▶ [MATERIAL SUPPLIED]:
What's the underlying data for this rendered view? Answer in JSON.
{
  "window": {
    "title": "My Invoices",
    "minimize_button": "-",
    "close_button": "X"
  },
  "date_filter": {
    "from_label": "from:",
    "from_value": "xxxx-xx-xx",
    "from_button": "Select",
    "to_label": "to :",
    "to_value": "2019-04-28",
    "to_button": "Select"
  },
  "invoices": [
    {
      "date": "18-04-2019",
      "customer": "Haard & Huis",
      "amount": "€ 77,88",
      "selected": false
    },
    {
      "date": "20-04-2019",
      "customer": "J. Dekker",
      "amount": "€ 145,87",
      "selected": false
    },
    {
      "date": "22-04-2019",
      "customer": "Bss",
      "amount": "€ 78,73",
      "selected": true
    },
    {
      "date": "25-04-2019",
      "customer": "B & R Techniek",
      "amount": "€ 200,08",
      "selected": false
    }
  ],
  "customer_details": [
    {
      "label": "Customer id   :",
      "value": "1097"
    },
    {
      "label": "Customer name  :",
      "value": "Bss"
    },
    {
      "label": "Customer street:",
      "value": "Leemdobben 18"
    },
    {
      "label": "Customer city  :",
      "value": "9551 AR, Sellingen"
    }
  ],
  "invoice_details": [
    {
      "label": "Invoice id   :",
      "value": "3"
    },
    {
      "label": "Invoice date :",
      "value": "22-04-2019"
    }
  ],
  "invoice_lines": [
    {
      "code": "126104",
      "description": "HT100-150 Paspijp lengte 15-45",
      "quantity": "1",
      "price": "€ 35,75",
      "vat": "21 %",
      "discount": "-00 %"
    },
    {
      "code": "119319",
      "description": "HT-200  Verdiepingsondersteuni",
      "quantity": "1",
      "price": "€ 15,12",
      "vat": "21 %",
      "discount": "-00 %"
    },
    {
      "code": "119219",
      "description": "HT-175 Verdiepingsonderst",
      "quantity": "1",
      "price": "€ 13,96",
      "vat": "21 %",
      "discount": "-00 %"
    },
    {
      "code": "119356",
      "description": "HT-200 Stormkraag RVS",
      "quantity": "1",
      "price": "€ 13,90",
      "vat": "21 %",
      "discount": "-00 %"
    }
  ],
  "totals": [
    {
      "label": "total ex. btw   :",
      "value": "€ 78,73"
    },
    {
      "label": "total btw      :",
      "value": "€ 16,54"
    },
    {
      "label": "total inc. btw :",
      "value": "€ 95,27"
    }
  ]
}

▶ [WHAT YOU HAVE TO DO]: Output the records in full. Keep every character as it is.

▶ [ANSWER BELOW]:
What's the underlying data for this rendered view? Answer in JSON.
{
  "window": {
    "title": "My Invoices",
    "minimize_button": "-",
    "close_button": "X"
  },
  "date_filter": {
    "from_label": "from:",
    "from_value": "xxxx-xx-xx",
    "from_button": "Select",
    "to_label": "to :",
    "to_value": "2019-04-28",
    "to_button": "Select"
  },
  "invoices": [
    {
      "date": "18-04-2019",
      "customer": "Haard & Huis",
      "amount": "€ 77,88",
      "selected": false
    },
    {
      "date": "20-04-2019",
      "customer": "J. Dekker",
      "amount": "€ 145,87",
      "selected": false
    },
    {
      "date": "22-04-2019",
      "customer": "Bss",
      "amount": "€ 78,73",
      "selected": true
    },
    {
      "date": "25-04-2019",
      "customer": "B & R Techniek",
      "amount": "€ 200,08",
      "selected": false
    }
  ],
  "customer_details": [
    {
      "label": "Customer id   :",
      "value": "1097"
    },
    {
      "label": "Customer name  :",
      "value": "Bss"
    },
    {
      "label": "Customer street:",
      "value": "Leemdobben 18"
    },
    {
      "label": "Customer city  :",
      "value": "9551 AR, Sellingen"
    }
  ],
  "invoice_details": [
    {
      "label": "Invoice id   :",
      "value": "3"
    },
    {
      "label": "Invoice date :",
      "value": "22-04-2019"
    }
  ],
  "invoice_lines": [
    {
      "code": "126104",
      "description": "HT100-150 Paspijp lengte 15-45",
      "quantity": "1",
      "price": "€ 35,75",
      "vat": "21 %",
      "discount": "-00 %"
    },
    {
      "code": "119319",
      "description": "HT-200  Verdiepingsondersteuni",
      "quantity": "1",
      "price": "€ 15,12",
      "vat": "21 %",
      "discount": "-00 %"
    },
    {
      "code": "119219",
      "description": "HT-175 Verdiepingsonderst",
      "quantity": "1",
      "price": "€ 13,96",
      "vat": "21 %",
      "discount": "-00 %"
    },
    {
      "code": "119356",
      "description": "HT-200 Stormkraag RVS",
      "quantity": "1",
      "price": "€ 13,90",
      "vat": "21 %",
      "discount": "-00 %"
    }
  ],
  "totals": [
    {
      "label": "total ex. btw   :",
      "value": "€ 78,73"
    },
    {
      "label": "total btw      :",
      "value": "€ 16,54"
    },
    {
      "label": "total inc. btw :",
      "value": "€ 95,27"
    }
  ]
}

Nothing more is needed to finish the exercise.